Regularly downloading movies, videos, music and other large files could end up costing you a small fortune using the AT&T wireless air cards.
Roger Douyard, a 67-year-old Realtor from Clearwater, worried that he might exceed his air card limit after reading horror stories on Internet complaint boards about the telecom hitting consumers with bills of hundreds - even thousands - of dollars.
For months, Complaintsboard.com has been lighting up with consumers such as pablo51965, who received $546 in over-the-limit charges; Chris, who was $3,000 over the limit; and Trevise425, whose June bill reached over-the-limit charges of $8,000 from AT&T wireless.
AT&T's response: "Our wireless data services are not intended to be used as a replacement for Wi-Fi, DSL or cable services," Kelly Starling, a spokeswoman for the telecom, said in a statement. "For instance, a customer who uses our service as their primary Internet connection from their residence and intends to upload or download extremely large amounts of data would be better served with a wired network connection."
AT&T says there's a 5 gigabyte cap on their "DataConnect" plans for air cards, which are mostly designed "to support mobile access to the Internet, e-mail and corporate Intranets."
So basically, for $60 a month in regular air card charges on the DataConnect 5 plan, you can search Google, maybe check out CNN (just the text news articles, guys, no videos), and send some e-mails.
Exceed the 5-GB limit and it will cost you 49 cents a megabyte on that plan.
I know what you're saying: Just how much use can you get out of 5 gigabytes?
You could watch about 280 four-minute YouTube videos a month, or four to five full-length movies, or download or upload 1,000 songs.

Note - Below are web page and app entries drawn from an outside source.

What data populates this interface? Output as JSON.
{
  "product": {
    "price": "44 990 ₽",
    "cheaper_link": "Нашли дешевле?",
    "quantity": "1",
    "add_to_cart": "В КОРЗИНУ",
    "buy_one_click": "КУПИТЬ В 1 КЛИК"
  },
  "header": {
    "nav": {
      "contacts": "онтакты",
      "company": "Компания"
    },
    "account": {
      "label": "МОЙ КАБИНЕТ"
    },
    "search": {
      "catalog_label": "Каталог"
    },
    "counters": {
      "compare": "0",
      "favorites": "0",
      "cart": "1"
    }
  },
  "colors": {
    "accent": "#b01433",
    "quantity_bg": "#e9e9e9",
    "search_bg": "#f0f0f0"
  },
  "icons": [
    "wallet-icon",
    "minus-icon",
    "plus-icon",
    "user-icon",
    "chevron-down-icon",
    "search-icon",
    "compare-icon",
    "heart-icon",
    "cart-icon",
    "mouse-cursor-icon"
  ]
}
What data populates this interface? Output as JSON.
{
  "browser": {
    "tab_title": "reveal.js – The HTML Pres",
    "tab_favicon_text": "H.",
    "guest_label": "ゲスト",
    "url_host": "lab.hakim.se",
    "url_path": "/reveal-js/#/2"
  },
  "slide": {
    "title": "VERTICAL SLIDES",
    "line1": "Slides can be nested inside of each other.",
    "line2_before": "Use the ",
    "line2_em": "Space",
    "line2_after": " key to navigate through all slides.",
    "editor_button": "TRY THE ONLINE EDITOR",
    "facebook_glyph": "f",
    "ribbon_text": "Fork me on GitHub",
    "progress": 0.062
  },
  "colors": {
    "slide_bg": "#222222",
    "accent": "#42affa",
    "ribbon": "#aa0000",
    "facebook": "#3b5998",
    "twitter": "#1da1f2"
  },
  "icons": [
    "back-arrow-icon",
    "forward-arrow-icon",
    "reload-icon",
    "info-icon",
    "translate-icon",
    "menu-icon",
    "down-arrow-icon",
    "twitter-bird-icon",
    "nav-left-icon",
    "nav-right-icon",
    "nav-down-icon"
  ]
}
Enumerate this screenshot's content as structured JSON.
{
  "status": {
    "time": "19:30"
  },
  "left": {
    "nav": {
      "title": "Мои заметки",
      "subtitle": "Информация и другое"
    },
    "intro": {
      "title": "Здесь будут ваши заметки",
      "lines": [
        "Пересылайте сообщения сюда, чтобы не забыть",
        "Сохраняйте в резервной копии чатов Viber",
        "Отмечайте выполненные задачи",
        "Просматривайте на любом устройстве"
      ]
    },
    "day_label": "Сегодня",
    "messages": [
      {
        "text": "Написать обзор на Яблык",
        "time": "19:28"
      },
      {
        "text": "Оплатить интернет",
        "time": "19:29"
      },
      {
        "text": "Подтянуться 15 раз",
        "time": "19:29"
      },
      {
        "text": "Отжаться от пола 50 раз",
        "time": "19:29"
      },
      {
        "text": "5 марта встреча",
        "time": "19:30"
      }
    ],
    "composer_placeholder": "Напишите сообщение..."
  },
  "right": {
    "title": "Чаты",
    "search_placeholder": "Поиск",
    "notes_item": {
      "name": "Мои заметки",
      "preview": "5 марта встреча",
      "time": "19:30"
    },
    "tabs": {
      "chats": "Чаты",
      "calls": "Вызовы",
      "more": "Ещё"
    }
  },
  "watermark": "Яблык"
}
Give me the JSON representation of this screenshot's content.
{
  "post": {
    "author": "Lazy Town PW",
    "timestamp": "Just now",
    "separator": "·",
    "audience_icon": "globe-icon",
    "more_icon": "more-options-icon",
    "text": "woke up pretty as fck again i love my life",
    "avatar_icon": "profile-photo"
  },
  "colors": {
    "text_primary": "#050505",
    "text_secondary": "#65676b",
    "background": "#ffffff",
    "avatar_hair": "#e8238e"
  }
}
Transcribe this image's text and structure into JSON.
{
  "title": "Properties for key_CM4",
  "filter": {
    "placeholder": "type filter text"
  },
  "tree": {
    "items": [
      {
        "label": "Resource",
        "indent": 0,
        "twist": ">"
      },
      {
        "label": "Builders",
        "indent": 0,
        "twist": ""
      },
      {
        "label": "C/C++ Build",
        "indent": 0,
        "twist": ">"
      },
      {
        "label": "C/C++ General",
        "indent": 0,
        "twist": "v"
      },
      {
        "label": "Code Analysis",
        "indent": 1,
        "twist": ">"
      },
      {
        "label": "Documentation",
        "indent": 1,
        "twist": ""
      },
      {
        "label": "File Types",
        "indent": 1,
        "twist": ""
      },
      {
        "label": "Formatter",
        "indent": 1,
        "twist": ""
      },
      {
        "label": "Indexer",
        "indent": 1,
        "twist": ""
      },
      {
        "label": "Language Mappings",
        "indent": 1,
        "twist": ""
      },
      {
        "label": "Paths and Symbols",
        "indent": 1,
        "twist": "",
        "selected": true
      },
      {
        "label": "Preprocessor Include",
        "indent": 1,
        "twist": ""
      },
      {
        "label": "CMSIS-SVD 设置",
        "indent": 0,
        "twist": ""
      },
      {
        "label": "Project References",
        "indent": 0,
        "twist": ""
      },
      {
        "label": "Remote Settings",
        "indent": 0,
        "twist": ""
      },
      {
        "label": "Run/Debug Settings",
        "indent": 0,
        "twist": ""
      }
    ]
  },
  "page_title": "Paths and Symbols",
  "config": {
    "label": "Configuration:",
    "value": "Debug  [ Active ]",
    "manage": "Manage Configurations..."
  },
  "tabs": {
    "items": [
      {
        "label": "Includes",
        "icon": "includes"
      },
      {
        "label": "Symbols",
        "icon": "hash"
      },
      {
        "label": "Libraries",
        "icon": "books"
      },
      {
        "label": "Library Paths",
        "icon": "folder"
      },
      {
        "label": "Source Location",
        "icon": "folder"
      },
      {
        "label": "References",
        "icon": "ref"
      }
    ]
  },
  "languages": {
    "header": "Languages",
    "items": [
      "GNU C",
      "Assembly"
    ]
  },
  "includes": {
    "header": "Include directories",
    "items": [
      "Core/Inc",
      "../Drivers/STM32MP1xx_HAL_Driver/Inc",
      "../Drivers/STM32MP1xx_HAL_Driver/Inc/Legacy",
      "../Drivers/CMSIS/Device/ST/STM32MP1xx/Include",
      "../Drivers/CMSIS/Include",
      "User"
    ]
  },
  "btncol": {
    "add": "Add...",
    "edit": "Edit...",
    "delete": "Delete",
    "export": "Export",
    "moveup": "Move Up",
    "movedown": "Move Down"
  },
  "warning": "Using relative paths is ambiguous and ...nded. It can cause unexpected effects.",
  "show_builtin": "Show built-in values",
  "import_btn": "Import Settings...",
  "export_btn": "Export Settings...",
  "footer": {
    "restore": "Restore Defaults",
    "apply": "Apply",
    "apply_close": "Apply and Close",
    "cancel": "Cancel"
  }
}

On its face, that seems like plenty.
But when you start mixing it up - a full-length movie this week, a few YouTube videos a day, a relaxing period of music several times a week and a series of e-mails and Google searches every day - those gigabytes disappear pretty fast. And with a growing emphasis on watching television and movies on your laptop or PC, the air card could put some good folks in the poorhouse.
Douyard said AT&T wasn't always such a stickler about usage, but the videos appear to be the major culprit driving telecoms to get their customers to adhere to limits noted in their agreements.
"They said they never used to police, but now they are. People are starting to use it too much," Douyard said he was told by AT&T. " ... Five gigabytes doesn't allow you to download much."
So here's the Edge:
- Go practical over mere convenience or high-tech. Expect options to develop in the future, but for now, air cards are not a good vehicle for transmitting large data files such as videos. If it's a few videos a month, you will be fine. But several videos, and large ones in particular, are going to cost you.
- Check your data usage. If you already are a customer, check with your service provider about getting regular updates on your account usage to avoid going over your limit. The information often is available online or even through e-mail updates.
Ivan Penn can be reached at firstname.lastname@example.org or (727) 892-2332. Follow him on Twitter and www.twitter.com/Consumers_Edge.